In reading 8 Roberts discussed that social media platforms are empty vessels that need user generated uploads to fuel visits. That companies use these platforms even though its not their specialty. This is what a CCM is which is an acronym for Commercial Content Moderation. ” CCM is not an industry but rather a series of practices with shared characteristics that take place in a variety of worksites (e.g., in-house at large tech firms; online via microlabor websites such as Amazon Mechanical Turk.)” (pg 147). Basically workers are dispersed all around the world, work in secret by low status workers earning low wages; which they review day and night. One of the things that I found interesting was the piece on Doing A Good Job In The CCM World. That while the internet is rife with racist, homophobic, and sexist content that CCM flag inappropriate content and remove it from the site so that users don’t see it. To go in even further America has a long history of racialized and racist material as humor in which the punchline degrades and degenerates marginalized groups. “The participatory Internet, perhaps once seen as a potential site of escape from racist tropes or sexism and misogyny (Light, 1995) embedded in American Popular culture, has largely failed to deliver on foregrounding mass critical engagement with these issues at all.” (pg151) Roberts

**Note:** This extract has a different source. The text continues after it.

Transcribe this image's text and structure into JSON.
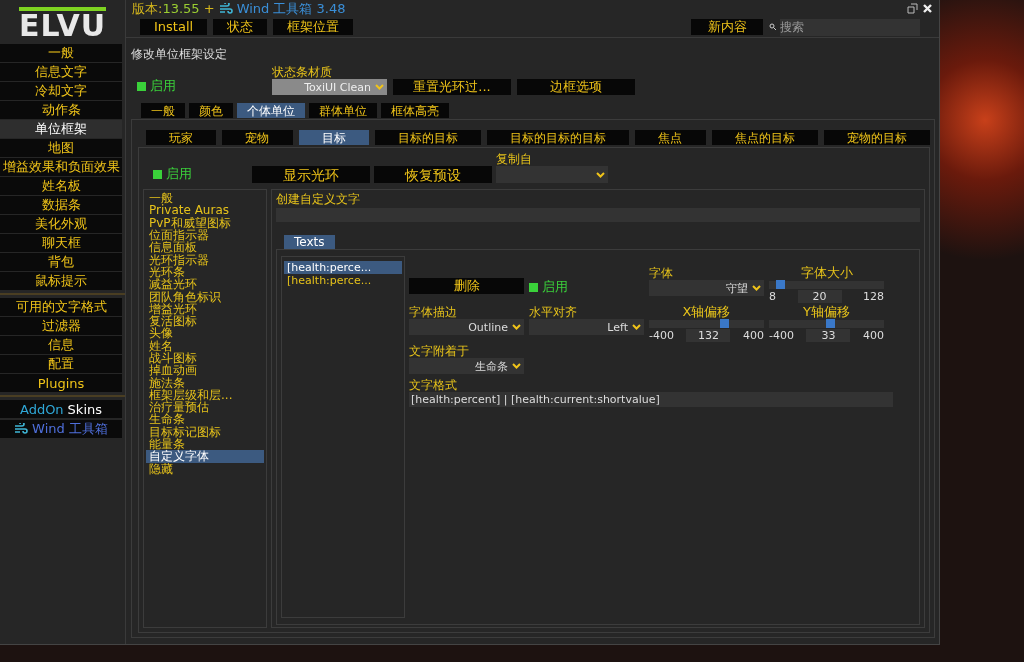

Roberts , S. T. (n.d.). Commercial Content Moderation: Digital Laborers’ Dirty Work . In The intersectional Internet: race, sex, class and culture online (Vol. 105, pp. 147–161). Noble & Tynes EDS.Steele, C. K. (n.d.). Signifyin; Bitching and Blogging: Black Women and Resistance Discourse Online . In The Intersectional Internet: Race, Sex, Class, and Culture Online. New edition edition, (Vol. 105 , pp. 73–95). Noble & Tynes EDS.Tanksley, T. C. (n.d.). Education, Representation, and Resistance: Black Girls in Popular Instagram Memes . In The Intersectional Internet: Race, Sex, Class, and Culture Online. New edition edition, (Vol. 105, pp. 243–269). Noble & Tynes EDS.